If you are going to give your cat any additional snacks, even a piece of a healthy, non-fish-stick option from your dinner plate, make sure to reduce his portion of cat food (by around 25 percent is my recommendation) to ensure that his daily caloric needs aren’t exceeded.
Q: I know it's an endless debate, but I recently heard that dry food is better than wet food, because it helps to clean cats' teeth. Is that true?
A: No, it's not true that dry cat food (kibble) is better than canned cat food—from the standpoint of having a beneficial effect of cleaning teeth.

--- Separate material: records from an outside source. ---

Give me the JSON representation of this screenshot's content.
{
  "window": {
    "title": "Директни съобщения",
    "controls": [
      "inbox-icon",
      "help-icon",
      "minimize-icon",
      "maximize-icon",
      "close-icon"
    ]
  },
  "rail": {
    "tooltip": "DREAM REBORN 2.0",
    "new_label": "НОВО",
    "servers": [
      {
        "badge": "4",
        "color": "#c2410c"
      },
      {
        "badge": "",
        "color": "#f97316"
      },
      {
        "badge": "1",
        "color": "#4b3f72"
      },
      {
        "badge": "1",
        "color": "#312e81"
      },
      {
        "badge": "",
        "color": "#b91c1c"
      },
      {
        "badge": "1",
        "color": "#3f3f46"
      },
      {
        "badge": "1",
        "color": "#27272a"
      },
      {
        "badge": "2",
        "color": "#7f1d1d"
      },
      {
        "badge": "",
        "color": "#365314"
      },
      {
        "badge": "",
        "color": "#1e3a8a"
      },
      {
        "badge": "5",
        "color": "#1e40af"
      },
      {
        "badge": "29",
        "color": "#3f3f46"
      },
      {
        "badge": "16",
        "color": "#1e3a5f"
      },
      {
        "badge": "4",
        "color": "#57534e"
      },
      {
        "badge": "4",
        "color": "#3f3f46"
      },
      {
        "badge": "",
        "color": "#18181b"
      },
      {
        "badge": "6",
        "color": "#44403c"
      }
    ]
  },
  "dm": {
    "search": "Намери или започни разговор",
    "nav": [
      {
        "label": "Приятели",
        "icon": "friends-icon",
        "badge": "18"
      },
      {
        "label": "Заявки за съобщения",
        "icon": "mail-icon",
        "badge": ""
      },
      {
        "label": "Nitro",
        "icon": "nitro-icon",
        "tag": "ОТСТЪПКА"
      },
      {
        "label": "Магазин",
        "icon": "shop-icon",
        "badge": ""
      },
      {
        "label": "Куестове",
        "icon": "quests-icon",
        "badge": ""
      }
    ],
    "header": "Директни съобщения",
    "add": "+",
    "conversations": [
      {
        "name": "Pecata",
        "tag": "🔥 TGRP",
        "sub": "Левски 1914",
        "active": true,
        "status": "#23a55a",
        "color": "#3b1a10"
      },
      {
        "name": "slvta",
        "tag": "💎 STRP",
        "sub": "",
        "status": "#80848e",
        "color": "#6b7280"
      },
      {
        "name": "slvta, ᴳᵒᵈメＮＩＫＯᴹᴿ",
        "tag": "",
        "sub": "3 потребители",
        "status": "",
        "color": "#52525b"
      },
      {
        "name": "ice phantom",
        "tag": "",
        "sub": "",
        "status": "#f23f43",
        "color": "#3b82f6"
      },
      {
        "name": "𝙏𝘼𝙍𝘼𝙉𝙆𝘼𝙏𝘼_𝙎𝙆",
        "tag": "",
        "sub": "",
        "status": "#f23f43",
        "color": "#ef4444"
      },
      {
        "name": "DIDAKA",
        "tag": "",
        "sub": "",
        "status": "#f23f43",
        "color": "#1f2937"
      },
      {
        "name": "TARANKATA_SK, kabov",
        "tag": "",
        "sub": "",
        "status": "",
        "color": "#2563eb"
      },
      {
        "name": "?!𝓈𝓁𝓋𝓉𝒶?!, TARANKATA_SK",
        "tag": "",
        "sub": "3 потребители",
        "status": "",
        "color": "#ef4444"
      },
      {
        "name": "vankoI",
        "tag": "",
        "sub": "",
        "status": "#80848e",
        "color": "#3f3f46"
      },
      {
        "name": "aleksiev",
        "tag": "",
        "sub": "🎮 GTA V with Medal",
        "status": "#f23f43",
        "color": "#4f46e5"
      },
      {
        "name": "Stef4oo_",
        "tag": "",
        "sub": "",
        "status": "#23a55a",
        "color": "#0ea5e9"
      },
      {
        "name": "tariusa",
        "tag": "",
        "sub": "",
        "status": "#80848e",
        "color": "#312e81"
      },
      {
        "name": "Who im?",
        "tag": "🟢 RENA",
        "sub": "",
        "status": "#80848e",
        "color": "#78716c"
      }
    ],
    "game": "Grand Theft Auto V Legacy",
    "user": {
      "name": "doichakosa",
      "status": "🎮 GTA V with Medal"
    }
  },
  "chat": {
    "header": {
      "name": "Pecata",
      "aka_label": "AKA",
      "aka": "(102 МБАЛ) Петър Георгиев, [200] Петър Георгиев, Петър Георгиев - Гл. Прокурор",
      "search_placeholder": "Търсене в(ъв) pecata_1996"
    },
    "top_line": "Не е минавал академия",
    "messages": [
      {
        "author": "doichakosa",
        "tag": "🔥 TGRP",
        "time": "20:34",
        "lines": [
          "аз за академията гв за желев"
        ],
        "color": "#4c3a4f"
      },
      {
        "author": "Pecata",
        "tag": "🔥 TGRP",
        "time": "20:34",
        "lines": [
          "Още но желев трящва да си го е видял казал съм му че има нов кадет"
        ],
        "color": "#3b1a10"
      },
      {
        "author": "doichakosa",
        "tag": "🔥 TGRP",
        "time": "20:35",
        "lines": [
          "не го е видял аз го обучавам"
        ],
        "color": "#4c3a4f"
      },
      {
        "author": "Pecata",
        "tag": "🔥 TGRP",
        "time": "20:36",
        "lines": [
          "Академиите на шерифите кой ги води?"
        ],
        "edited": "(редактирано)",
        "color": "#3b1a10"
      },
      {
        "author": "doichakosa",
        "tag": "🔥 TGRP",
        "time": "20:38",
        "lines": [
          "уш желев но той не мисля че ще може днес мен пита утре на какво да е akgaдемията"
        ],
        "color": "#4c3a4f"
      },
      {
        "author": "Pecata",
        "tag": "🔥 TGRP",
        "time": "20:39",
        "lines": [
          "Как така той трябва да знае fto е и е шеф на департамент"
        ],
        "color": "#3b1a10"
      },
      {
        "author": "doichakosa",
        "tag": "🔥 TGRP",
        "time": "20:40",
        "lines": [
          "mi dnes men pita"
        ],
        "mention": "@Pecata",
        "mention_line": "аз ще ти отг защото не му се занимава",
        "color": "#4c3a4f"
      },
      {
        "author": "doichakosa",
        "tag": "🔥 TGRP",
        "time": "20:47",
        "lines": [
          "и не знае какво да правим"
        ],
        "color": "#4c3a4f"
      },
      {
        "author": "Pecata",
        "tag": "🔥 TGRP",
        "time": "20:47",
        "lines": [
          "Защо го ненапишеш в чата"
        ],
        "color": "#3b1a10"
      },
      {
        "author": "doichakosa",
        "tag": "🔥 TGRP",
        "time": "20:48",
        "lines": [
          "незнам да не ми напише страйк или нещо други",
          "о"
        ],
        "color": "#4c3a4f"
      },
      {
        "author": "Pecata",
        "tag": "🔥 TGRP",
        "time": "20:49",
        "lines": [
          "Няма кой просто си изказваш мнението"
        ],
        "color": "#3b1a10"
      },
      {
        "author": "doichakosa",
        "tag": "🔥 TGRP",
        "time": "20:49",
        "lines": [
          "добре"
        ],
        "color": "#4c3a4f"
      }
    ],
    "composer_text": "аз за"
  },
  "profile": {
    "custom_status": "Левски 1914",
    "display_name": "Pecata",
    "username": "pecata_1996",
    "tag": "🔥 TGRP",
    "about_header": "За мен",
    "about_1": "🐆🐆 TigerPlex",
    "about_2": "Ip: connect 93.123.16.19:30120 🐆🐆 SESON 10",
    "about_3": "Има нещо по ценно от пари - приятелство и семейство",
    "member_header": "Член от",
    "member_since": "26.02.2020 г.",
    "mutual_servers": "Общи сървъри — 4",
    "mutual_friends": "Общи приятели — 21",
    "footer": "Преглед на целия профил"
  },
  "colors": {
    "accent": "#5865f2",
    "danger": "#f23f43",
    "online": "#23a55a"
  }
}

When the tooth encounters a piece of kibble, the morsel shatters and subsequently provides no abrasive effect to scrape plaque (invisible layer of bacteria), tartar (yellow-brown deposits from chronic bacterial growth), or other food debris from tooth surfaces. Additionally, many cats don't even chew their dry food and instead gulp the pieces down whole. Of course, if food isn’t chewed, there is no way that it can clean a cat's tooth.
Yet, there are some commercially available, veterinary prescription cats foods that are touted to clean teeth by resisting shattering upon tooth entry
and require multiple bites to appropriately chew. This creates a flossing or scraping effect to remove plaque from tooth surfaces.
Unfortunately, such foods are made with feed-grade ingredients (chicken by-product meal, brewers rice, corn gluten meal, whole grain corn, powdered cellulose, pork fat, etc.) that differ vastly in their format as compared to the way nature makes food (i.e., minimally processed, whole foods).
Therefore, my top recommendation is to commit to a brushing your cat’s teeth every day.
Thank you for reading this article. Your questions and comments are completely welcome (I’ll respond).
Please feel free to communicate with me through Twitter (@PatrickMahaney) and follow my adventures in veterinary medicine by liking Patrick Mahaney: Veterinarian Acupuncture Pain Management for Your Pets on Facebook.
Copyright of this article (2014) is owned by Dr Patrick Mahaney, Veterinarian and Certified Veterinary Acupuncturist. Republishing any portion of this article must first be authorized by Dr Patrick Mahaney. Requests for republishing must be approved by Dr Patrick Mahaney and received in written format.